__DATASET EXCERPTS__:
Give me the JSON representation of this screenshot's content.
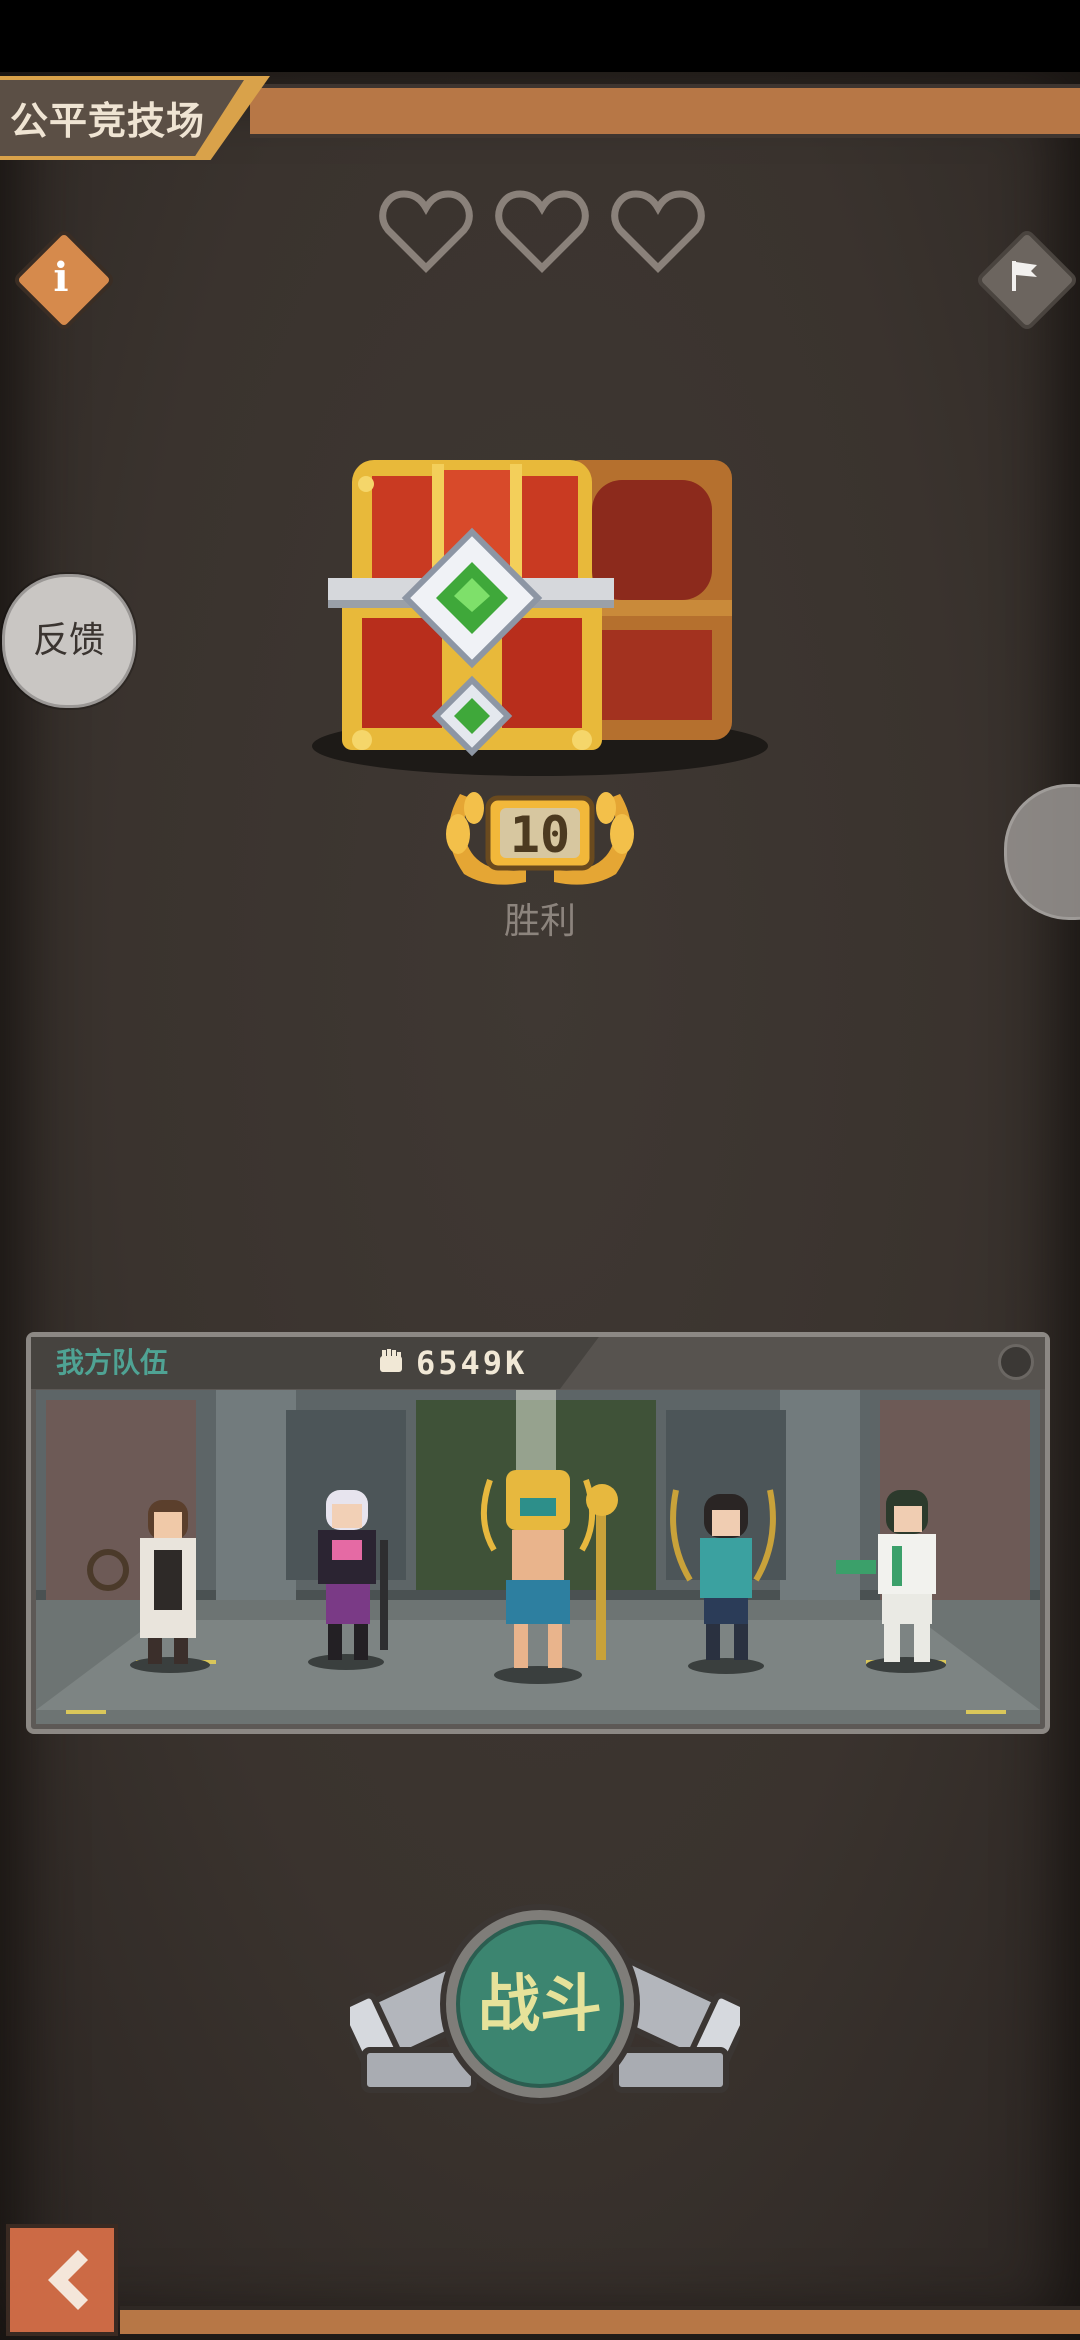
{
  "header": {
    "title": "公平竞技场"
  },
  "lives": {
    "total": 3,
    "filled": 0
  },
  "icons": {
    "info": "info-icon",
    "flag": "flag-icon",
    "heart": "heart-icon",
    "chest": "treasure-chest-icon",
    "laurel": "laurel-badge-icon",
    "power": "fist-icon",
    "settings": "gear-icon",
    "back": "back-arrow-icon"
  },
  "feedback": {
    "label": "反馈"
  },
  "reward": {
    "wins": "10",
    "wins_label": "胜利"
  },
  "team": {
    "label": "我方队伍",
    "power": "6549K"
  },
  "fight": {
    "label": "战斗"
  },
  "colors": {
    "background": "#3b342f",
    "accent_orange": "#d68a4c",
    "title_gold": "#d9a24a",
    "team_label": "#4fa394",
    "fight_button": "#3c8570"
  }
}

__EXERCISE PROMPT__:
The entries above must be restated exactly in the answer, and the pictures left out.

__OUTPUT FOR THIS TASK__:
Give me the JSON representation of this screenshot's content.
{
  "header": {
    "title": "公平竞技场"
  },
  "lives": {
    "total": 3,
    "filled": 0
  },
  "icons": {
    "info": "info-icon",
    "flag": "flag-icon",
    "heart": "heart-icon",
    "chest": "treasure-chest-icon",
    "laurel": "laurel-badge-icon",
    "power": "fist-icon",
    "settings": "gear-icon",
    "back": "back-arrow-icon"
  },
  "feedback": {
    "label": "反馈"
  },
  "reward": {
    "wins": "10",
    "wins_label": "胜利"
  },
  "team": {
    "label": "我方队伍",
    "power": "6549K"
  },
  "fight": {
    "label": "战斗"
  },
  "colors": {
    "background": "#3b342f",
    "accent_orange": "#d68a4c",
    "title_gold": "#d9a24a",
    "team_label": "#4fa394",
    "fight_button": "#3c8570"
  }
}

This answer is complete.